One might think that these experiences would just reignite my longing, that sense of loss that accompanies no longer practicing one’s vocation, but that is not the case here (which surprises me a bit). I have come to terms with the fact that I shan’t be returning to academia (at least mostly) due to both health and geographic realities. But just sliding back into it for that brief time truly has been an extraordinary gift. Even if I won’t be teaching full time again, it is deeply meaningful to know that I still can, that those dormant parts of me are still thriving beneath the surface, that I can still ignite the passions and minds of students with my words. Those moments of dawning recognition and insight spreading across the faces of the arrayed students was an experience I thought I would never again have. But there it was, and once more I saw myself, the person I remember, that totality of me.
In truth, that has been one of the greatest horrors of my continuing illness, the sense that part of me had been severed, my past hanging limp like a phantom limb. In just two days I saw that past returned to me; the knowledge that I am still me despite circumstances is a powerful experience. No, it is not the same as having all of that back, but sometimes the knowledge alone is enough. I will likely remain enormously frustrated as I deal with the business side of my practice, trying to explain those things that seem self-evident to my academic self to the assemblage of marketing and sales departments that consume so much of my reality. I will likely never quite settle into the reality that my practice is also a business with economic concerns, but seeing myself again, knowing that I still reflect my own self-image, means a lot. It is easy to no longer feel like oneself as the vicissitudes of change recast the realities of life. But in my visit you granted me a glimpse of who I still am, and for that more than anything else, I owe you a debt of gratitude.
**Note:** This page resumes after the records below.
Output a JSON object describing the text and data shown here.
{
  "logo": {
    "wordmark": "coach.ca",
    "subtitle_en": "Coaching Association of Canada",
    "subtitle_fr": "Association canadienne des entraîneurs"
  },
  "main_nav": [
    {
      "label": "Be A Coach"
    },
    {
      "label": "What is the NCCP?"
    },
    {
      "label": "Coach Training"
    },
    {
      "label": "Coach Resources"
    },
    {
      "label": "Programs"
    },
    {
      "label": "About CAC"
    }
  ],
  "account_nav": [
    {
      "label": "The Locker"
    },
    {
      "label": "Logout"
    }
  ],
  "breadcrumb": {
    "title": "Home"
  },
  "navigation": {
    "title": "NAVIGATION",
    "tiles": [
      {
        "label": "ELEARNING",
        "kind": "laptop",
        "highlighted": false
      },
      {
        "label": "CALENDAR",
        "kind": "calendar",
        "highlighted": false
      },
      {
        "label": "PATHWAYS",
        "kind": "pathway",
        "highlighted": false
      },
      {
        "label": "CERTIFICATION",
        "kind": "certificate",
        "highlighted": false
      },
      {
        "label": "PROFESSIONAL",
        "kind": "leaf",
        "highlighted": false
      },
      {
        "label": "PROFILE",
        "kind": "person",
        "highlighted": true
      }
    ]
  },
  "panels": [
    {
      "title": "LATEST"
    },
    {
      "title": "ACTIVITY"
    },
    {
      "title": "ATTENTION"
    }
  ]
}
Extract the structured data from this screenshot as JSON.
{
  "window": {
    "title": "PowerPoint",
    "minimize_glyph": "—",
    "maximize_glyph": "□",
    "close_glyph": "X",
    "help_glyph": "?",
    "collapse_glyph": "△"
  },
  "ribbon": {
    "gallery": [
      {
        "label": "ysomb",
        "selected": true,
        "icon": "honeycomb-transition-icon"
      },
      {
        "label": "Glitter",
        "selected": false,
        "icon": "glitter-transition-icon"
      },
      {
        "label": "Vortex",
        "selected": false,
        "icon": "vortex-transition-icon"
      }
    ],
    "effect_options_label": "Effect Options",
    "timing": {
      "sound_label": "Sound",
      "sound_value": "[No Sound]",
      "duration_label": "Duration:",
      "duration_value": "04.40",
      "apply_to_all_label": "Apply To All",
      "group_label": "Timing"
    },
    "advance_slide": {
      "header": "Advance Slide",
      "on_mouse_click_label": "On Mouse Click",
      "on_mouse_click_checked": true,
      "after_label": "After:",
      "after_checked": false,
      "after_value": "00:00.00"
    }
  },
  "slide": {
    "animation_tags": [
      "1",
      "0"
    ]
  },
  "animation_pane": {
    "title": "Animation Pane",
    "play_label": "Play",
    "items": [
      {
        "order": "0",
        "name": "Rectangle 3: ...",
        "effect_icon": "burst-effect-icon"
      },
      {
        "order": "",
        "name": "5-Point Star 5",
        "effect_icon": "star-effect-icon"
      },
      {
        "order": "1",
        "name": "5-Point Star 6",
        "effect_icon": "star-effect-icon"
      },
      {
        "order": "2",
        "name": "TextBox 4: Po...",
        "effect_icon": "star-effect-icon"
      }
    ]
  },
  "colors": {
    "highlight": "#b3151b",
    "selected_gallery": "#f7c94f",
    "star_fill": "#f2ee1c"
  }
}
The time there may have pushed my body to its breaking point (and even a bit beyond), but it remains a gift nonetheless. An old would has been soothed, a bit of the baggage has been sloughed off, a piece of the sorrow has been lifted away. So, thank you Drake for the chance to see myself in the mirror, even if just briefly.